Exercise goal: The records are to be copied exactly and in full.

»»

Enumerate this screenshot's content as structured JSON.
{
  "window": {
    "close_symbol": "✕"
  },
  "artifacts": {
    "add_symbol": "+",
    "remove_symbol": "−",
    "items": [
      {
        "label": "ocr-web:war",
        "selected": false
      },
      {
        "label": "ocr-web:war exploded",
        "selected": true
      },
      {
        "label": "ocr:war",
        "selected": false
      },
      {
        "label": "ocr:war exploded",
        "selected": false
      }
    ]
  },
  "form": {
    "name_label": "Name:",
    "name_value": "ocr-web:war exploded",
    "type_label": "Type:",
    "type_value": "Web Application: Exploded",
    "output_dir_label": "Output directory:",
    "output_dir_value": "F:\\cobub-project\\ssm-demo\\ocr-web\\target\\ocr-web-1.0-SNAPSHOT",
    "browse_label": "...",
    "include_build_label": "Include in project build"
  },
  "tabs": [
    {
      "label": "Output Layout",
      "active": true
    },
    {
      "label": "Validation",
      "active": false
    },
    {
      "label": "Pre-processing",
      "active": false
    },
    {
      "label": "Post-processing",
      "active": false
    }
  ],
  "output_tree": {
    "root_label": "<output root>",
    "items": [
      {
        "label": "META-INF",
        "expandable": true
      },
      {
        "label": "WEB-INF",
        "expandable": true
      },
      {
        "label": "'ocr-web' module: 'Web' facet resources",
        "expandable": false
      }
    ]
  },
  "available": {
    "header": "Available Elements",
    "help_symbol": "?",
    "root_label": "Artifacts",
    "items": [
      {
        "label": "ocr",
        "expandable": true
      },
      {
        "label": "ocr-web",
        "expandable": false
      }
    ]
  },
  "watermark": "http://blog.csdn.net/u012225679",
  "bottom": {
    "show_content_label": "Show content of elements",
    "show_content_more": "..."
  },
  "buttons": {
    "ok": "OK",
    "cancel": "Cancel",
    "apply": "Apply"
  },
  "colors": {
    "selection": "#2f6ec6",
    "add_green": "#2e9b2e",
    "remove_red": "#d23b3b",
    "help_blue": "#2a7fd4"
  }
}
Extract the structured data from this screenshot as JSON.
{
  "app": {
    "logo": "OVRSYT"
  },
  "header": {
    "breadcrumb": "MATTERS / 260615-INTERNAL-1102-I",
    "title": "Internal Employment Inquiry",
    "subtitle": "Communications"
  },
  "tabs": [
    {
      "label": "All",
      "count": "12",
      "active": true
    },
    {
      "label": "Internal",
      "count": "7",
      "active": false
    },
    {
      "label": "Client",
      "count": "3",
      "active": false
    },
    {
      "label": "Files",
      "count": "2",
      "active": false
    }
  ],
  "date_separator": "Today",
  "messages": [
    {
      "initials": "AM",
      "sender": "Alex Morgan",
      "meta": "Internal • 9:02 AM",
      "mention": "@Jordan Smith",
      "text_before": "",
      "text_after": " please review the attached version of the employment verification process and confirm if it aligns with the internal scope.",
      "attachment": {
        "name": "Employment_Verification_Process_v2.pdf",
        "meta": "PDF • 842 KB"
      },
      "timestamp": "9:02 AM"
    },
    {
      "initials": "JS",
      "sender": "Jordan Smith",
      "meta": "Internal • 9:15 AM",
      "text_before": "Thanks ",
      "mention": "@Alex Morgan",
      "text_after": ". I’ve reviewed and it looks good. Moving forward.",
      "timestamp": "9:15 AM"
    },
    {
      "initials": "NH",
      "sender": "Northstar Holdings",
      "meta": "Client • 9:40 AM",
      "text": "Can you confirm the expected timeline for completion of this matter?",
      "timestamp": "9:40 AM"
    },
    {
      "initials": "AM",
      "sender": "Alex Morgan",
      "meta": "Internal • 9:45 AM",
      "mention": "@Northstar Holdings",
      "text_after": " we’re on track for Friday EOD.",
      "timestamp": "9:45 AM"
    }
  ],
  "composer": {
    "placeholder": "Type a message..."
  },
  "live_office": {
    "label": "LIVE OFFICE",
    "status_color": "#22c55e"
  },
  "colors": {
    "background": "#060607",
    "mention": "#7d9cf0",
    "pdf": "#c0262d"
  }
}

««

Answer space:
Enumerate this screenshot's content as structured JSON.
{
  "window": {
    "close_symbol": "✕"
  },
  "artifacts": {
    "add_symbol": "+",
    "remove_symbol": "−",
    "items": [
      {
        "label": "ocr-web:war",
        "selected": false
      },
      {
        "label": "ocr-web:war exploded",
        "selected": true
      },
      {
        "label": "ocr:war",
        "selected": false
      },
      {
        "label": "ocr:war exploded",
        "selected": false
      }
    ]
  },
  "form": {
    "name_label": "Name:",
    "name_value": "ocr-web:war exploded",
    "type_label": "Type:",
    "type_value": "Web Application: Exploded",
    "output_dir_label": "Output directory:",
    "output_dir_value": "F:\\cobub-project\\ssm-demo\\ocr-web\\target\\ocr-web-1.0-SNAPSHOT",
    "browse_label": "...",
    "include_build_label": "Include in project build"
  },
  "tabs": [
    {
      "label": "Output Layout",
      "active": true
    },
    {
      "label": "Validation",
      "active": false
    },
    {
      "label": "Pre-processing",
      "active": false
    },
    {
      "label": "Post-processing",
      "active": false
    }
  ],
  "output_tree": {
    "root_label": "<output root>",
    "items": [
      {
        "label": "META-INF",
        "expandable": true
      },
      {
        "label": "WEB-INF",
        "expandable": true
      },
      {
        "label": "'ocr-web' module: 'Web' facet resources",
        "expandable": false
      }
    ]
  },
  "available": {
    "header": "Available Elements",
    "help_symbol": "?",
    "root_label": "Artifacts",
    "items": [
      {
        "label": "ocr",
        "expandable": true
      },
      {
        "label": "ocr-web",
        "expandable": false
      }
    ]
  },
  "watermark": "http://blog.csdn.net/u012225679",
  "bottom": {
    "show_content_label": "Show content of elements",
    "show_content_more": "..."
  },
  "buttons": {
    "ok": "OK",
    "cancel": "Cancel",
    "apply": "Apply"
  },
  "colors": {
    "selection": "#2f6ec6",
    "add_green": "#2e9b2e",
    "remove_red": "#d23b3b",
    "help_blue": "#2a7fd4"
  }
}
Extract the structured data from this screenshot as JSON.
{
  "app": {
    "logo": "OVRSYT"
  },
  "header": {
    "breadcrumb": "MATTERS / 260615-INTERNAL-1102-I",
    "title": "Internal Employment Inquiry",
    "subtitle": "Communications"
  },
  "tabs": [
    {
      "label": "All",
      "count": "12",
      "active": true
    },
    {
      "label": "Internal",
      "count": "7",
      "active": false
    },
    {
      "label": "Client",
      "count": "3",
      "active": false
    },
    {
      "label": "Files",
      "count": "2",
      "active": false
    }
  ],
  "date_separator": "Today",
  "messages": [
    {
      "initials": "AM",
      "sender": "Alex Morgan",
      "meta": "Internal • 9:02 AM",
      "mention": "@Jordan Smith",
      "text_before": "",
      "text_after": " please review the attached version of the employment verification process and confirm if it aligns with the internal scope.",
      "attachment": {
        "name": "Employment_Verification_Process_v2.pdf",
        "meta": "PDF • 842 KB"
      },
      "timestamp": "9:02 AM"
    },
    {
      "initials": "JS",
      "sender": "Jordan Smith",
      "meta": "Internal • 9:15 AM",
      "text_before": "Thanks ",
      "mention": "@Alex Morgan",
      "text_after": ". I’ve reviewed and it looks good. Moving forward.",
      "timestamp": "9:15 AM"
    },
    {
      "initials": "NH",
      "sender": "Northstar Holdings",
      "meta": "Client • 9:40 AM",
      "text": "Can you confirm the expected timeline for completion of this matter?",
      "timestamp": "9:40 AM"
    },
    {
      "initials": "AM",
      "sender": "Alex Morgan",
      "meta": "Internal • 9:45 AM",
      "mention": "@Northstar Holdings",
      "text_after": " we’re on track for Friday EOD.",
      "timestamp": "9:45 AM"
    }
  ],
  "composer": {
    "placeholder": "Type a message..."
  },
  "live_office": {
    "label": "LIVE OFFICE",
    "status_color": "#22c55e"
  },
  "colors": {
    "background": "#060607",
    "mention": "#7d9cf0",
    "pdf": "#c0262d"
  }
}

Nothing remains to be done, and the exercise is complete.